Fall is a beautiful time of year, especially here in Pennsylvania. But the changing leaves also signify another symptom of the season — colds and the flu.
The Center for Disease Control and Prevention (CDC) has determined that getting a flu shot every year is the best way to protect yourself and your family from getting the flu. Read on to learn more about the flu and the influenza vaccine.
The Flu is Dangerous
Most people who suffer from influenza are down and out for a few days and then slowly recover. But for the young, elderly or people with a weak immune system, the flu is a potentially very dangerous disease. Millions of people get the flu every year, hundreds of thousands of people are hospitalized, and thousands or tens of thousands of people die from flu-related causes every year.
It is possible to still catch the flu after receiving the flu shot, but studies have shown that symptoms are typically less severe with fewer hospitalizations and recovery is faster.
Healthy Adults Need the Vaccine (Every Year!)
While you may not worry about becoming severely ill, it’s important to vaccinate to keep young and elderly family members protected. Quarantining yourself after you feel sick isn’t enough. The flu can spread before symptoms begin to appear. The Center for Disease Control and Prevention recommends everyone 6 months of age and older should get a flu vaccine every season. This includes pregnant women, who get the added benefit of passing along the immunity to their child who will be too young to get the vaccine themselves.

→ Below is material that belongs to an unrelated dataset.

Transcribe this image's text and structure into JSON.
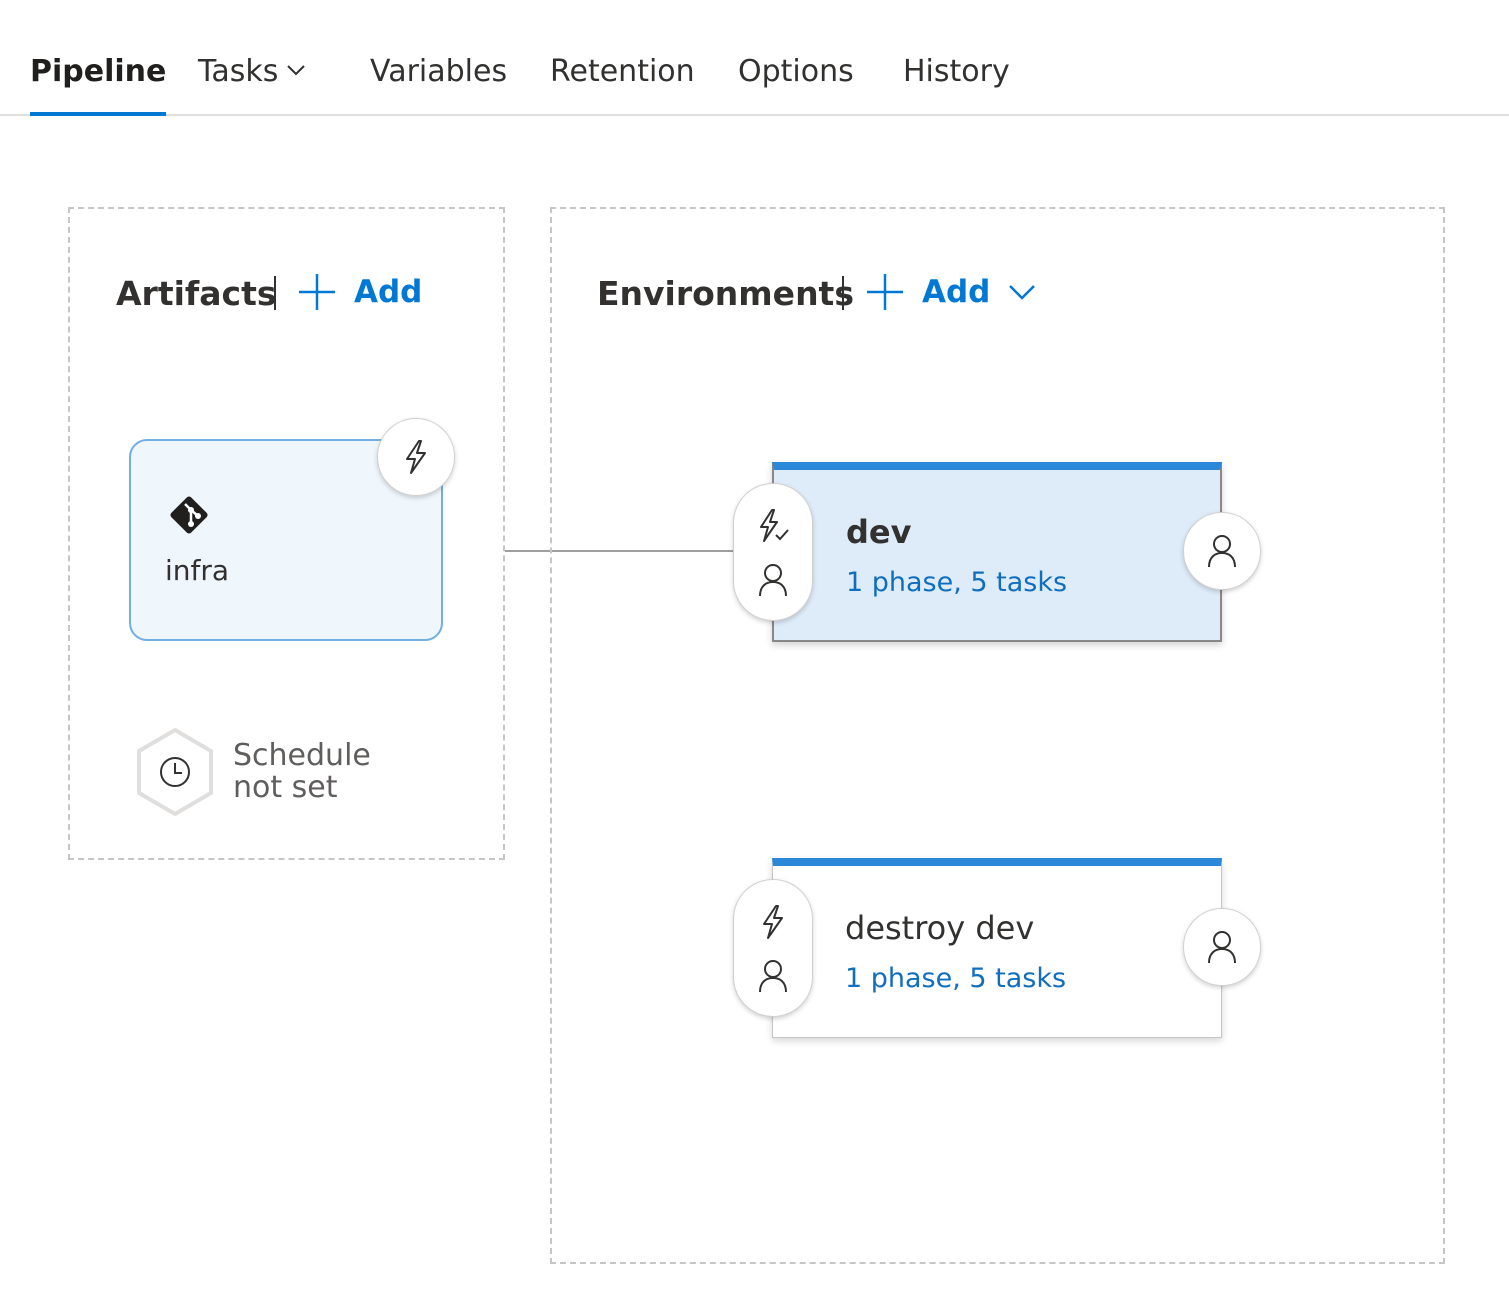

Unfortunately, the flu shot isn’t a one-and-done scenario. It’s important to get a flu shot every year for two reasons; over time, your boosted immunity slowly lowers, and each year the vaccine is comprised of strains scientists expect to be most prevalent.
Schedule Your Appointment Soon
It takes about two weeks after vaccination for antibodies that protect against flu to develop in the body. Center for Disease Control and Prevention recommends that you get a flu vaccine by the end of October to keep you protected all flu-season long.
In Case of Illness, Stay Home
It’s hard to admit we need to stay home, rest and recover, but it’s critical to avoid spreading sickness and increasing recovery time. Healthline recommends getting plenty of rest, drinking lots of fluids, and waiting for your symptoms to subside. The Centers for Disease Control and Prevention also recommends staying home for 24 hours after a fever and other flu-like symptoms (chills, sweating, flushed skin) have cleared up.